Additionally, it is in India’s interests to make peace with Kashmiris first; make it advantageous for them to be a part of India.  It is in India’s interests to protect the Indian state.  Against insurgencies exported from neighborhood.  It is in India’s interest to make peace with Pakistan.  Prosperity would facilitate this unity.

The best US can do is to not engage but be available.  That would be clever pursuit of interests; and good principle.

"More salt than pepper" by Karan Thapar

I bet every book lover has two traits.

One, she would keep buying new books even though she has not yet read half the books in her possession yet.  She just does not have the time to keep up the reading.  Yet she does not want to miss out on the new arrivals.  (She does not read them on a FIFO basis either.  Her choice often is based on mood; if not random!)

Two, she has to read more than one book at a time.  One book could be heavy (profound ideas that require highlighting and cogitation); another could be quite light and easy on the mind.

I have always had problems locating the second type.  Light. Easy.
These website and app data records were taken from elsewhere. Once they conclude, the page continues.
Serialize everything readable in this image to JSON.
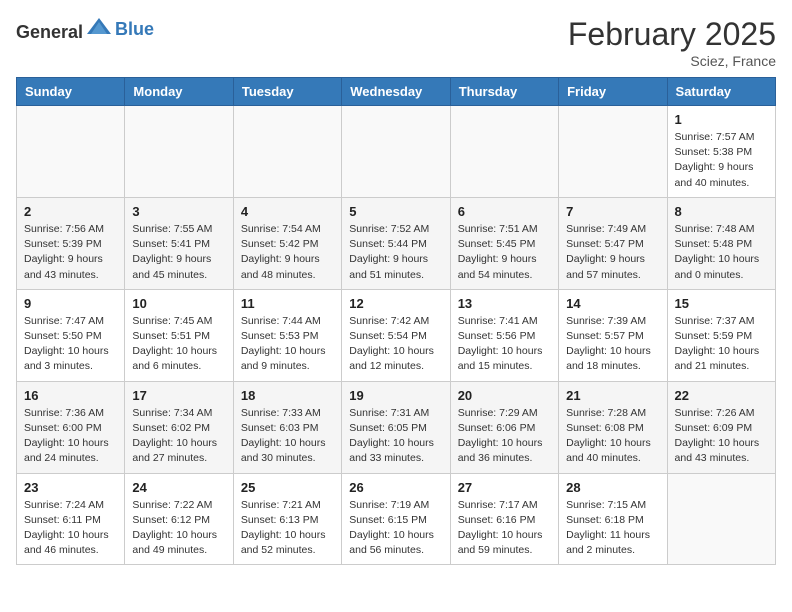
{
  "header": {
    "logo_general": "General",
    "logo_blue": "Blue",
    "month_title": "February 2025",
    "subtitle": "Sciez, France"
  },
  "weekdays": [
    "Sunday",
    "Monday",
    "Tuesday",
    "Wednesday",
    "Thursday",
    "Friday",
    "Saturday"
  ],
  "weeks": [
    [
      {
        "day": "",
        "info": ""
      },
      {
        "day": "",
        "info": ""
      },
      {
        "day": "",
        "info": ""
      },
      {
        "day": "",
        "info": ""
      },
      {
        "day": "",
        "info": ""
      },
      {
        "day": "",
        "info": ""
      },
      {
        "day": "1",
        "info": "Sunrise: 7:57 AM\nSunset: 5:38 PM\nDaylight: 9 hours and 40 minutes."
      }
    ],
    [
      {
        "day": "2",
        "info": "Sunrise: 7:56 AM\nSunset: 5:39 PM\nDaylight: 9 hours and 43 minutes."
      },
      {
        "day": "3",
        "info": "Sunrise: 7:55 AM\nSunset: 5:41 PM\nDaylight: 9 hours and 45 minutes."
      },
      {
        "day": "4",
        "info": "Sunrise: 7:54 AM\nSunset: 5:42 PM\nDaylight: 9 hours and 48 minutes."
      },
      {
        "day": "5",
        "info": "Sunrise: 7:52 AM\nSunset: 5:44 PM\nDaylight: 9 hours and 51 minutes."
      },
      {
        "day": "6",
        "info": "Sunrise: 7:51 AM\nSunset: 5:45 PM\nDaylight: 9 hours and 54 minutes."
      },
      {
        "day": "7",
        "info": "Sunrise: 7:49 AM\nSunset: 5:47 PM\nDaylight: 9 hours and 57 minutes."
      },
      {
        "day": "8",
        "info": "Sunrise: 7:48 AM\nSunset: 5:48 PM\nDaylight: 10 hours and 0 minutes."
      }
    ],
    [
      {
        "day": "9",
        "info": "Sunrise: 7:47 AM\nSunset: 5:50 PM\nDaylight: 10 hours and 3 minutes."
      },
      {
        "day": "10",
        "info": "Sunrise: 7:45 AM\nSunset: 5:51 PM\nDaylight: 10 hours and 6 minutes."
      },
      {
        "day": "11",
        "info": "Sunrise: 7:44 AM\nSunset: 5:53 PM\nDaylight: 10 hours and 9 minutes."
      },
      {
        "day": "12",
        "info": "Sunrise: 7:42 AM\nSunset: 5:54 PM\nDaylight: 10 hours and 12 minutes."
      },
      {
        "day": "13",
        "info": "Sunrise: 7:41 AM\nSunset: 5:56 PM\nDaylight: 10 hours and 15 minutes."
      },
      {
        "day": "14",
        "info": "Sunrise: 7:39 AM\nSunset: 5:57 PM\nDaylight: 10 hours and 18 minutes."
      },
      {
        "day": "15",
        "info": "Sunrise: 7:37 AM\nSunset: 5:59 PM\nDaylight: 10 hours and 21 minutes."
      }
    ],
    [
      {
        "day": "16",
        "info": "Sunrise: 7:36 AM\nSunset: 6:00 PM\nDaylight: 10 hours and 24 minutes."
      },
      {
        "day": "17",
        "info": "Sunrise: 7:34 AM\nSunset: 6:02 PM\nDaylight: 10 hours and 27 minutes."
      },
      {
        "day": "18",
        "info": "Sunrise: 7:33 AM\nSunset: 6:03 PM\nDaylight: 10 hours and 30 minutes."
      },
      {
        "day": "19",
        "info": "Sunrise: 7:31 AM\nSunset: 6:05 PM\nDaylight: 10 hours and 33 minutes."
      },
      {
        "day": "20",
        "info": "Sunrise: 7:29 AM\nSunset: 6:06 PM\nDaylight: 10 hours and 36 minutes."
      },
      {
        "day": "21",
        "info": "Sunrise: 7:28 AM\nSunset: 6:08 PM\nDaylight: 10 hours and 40 minutes."
      },
      {
        "day": "22",
        "info": "Sunrise: 7:26 AM\nSunset: 6:09 PM\nDaylight: 10 hours and 43 minutes."
      }
    ],
    [
      {
        "day": "23",
        "info": "Sunrise: 7:24 AM\nSunset: 6:11 PM\nDaylight: 10 hours and 46 minutes."
      },
      {
        "day": "24",
        "info": "Sunrise: 7:22 AM\nSunset: 6:12 PM\nDaylight: 10 hours and 49 minutes."
      },
      {
        "day": "25",
        "info": "Sunrise: 7:21 AM\nSunset: 6:13 PM\nDaylight: 10 hours and 52 minutes."
      },
      {
        "day": "26",
        "info": "Sunrise: 7:19 AM\nSunset: 6:15 PM\nDaylight: 10 hours and 56 minutes."
      },
      {
        "day": "27",
        "info": "Sunrise: 7:17 AM\nSunset: 6:16 PM\nDaylight: 10 hours and 59 minutes."
      },
      {
        "day": "28",
        "info": "Sunrise: 7:15 AM\nSunset: 6:18 PM\nDaylight: 11 hours and 2 minutes."
      },
      {
        "day": "",
        "info": ""
      }
    ]
  ]
}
Yet, engaging.  Preferably light non-fiction (humor, biographies, essays).

Karan Thapar provides a “filler” that is fun to read.

I am not a fan of Karan Thapar.  I find his TV interviews a frustration.  He raises intelligent questions.  He has the ability to “stick to the knitting” and prevent his subject sidestep or obfuscate the issues.  However he hijacks the airtime; talks thirteen to a dozen; prevents even good answers from coming through; and does not know the difference between being firm in extracting an answer and being rude in preventing an answer.

However, I saw the soft and emotional side of Karan when he was interviewed by someone else (on the death of his Oxford classmate, Benazir Bhutto) and was provided decent time to respond!

Karan lets us have a peek at his opinions; his people and his life in this collection of short and light chapters.

One can easily visualize the contemplative Jawaharlal Nehru gazing at the distance and rambling about “stuff” while Karan’s Mamu was more interested in the mundane and immediate matter of securing the elder Nehru’s permission for younger sister Nayantara’s wedding.

One cannot so easily visualize Indira Gandhi chiding the children (including young Karan, his sister and Sanjay) to get ready to go to the President’s home; but ease themselves before going so as to not “spend a penny” in the Presidential palace.  Or replying with a smile how she manages when her schedule involves long lasting events!

One is thankful to Kris Srinivasan for some of his emails to Karan wondering:
1. Why are “wise men” and “wise guys” opposites?
2. Why “overlook” and “oversee” differ so much in their meaning?
3. Why is the guy who handles all your money a “broker”?
4. Do infants enjoy infancy as much as adults enjoy adultery?
5. If people in Poland are Poles, are people in Holland Holes?
6. If electricity comes from electrons, does morality comes from morons?
7. Why are you ‘in” a movie; but “on” TV.

Karan adds his own gem:  If “I am” is the shortest sentence, is “I do” the longest sentence?

Excellent book.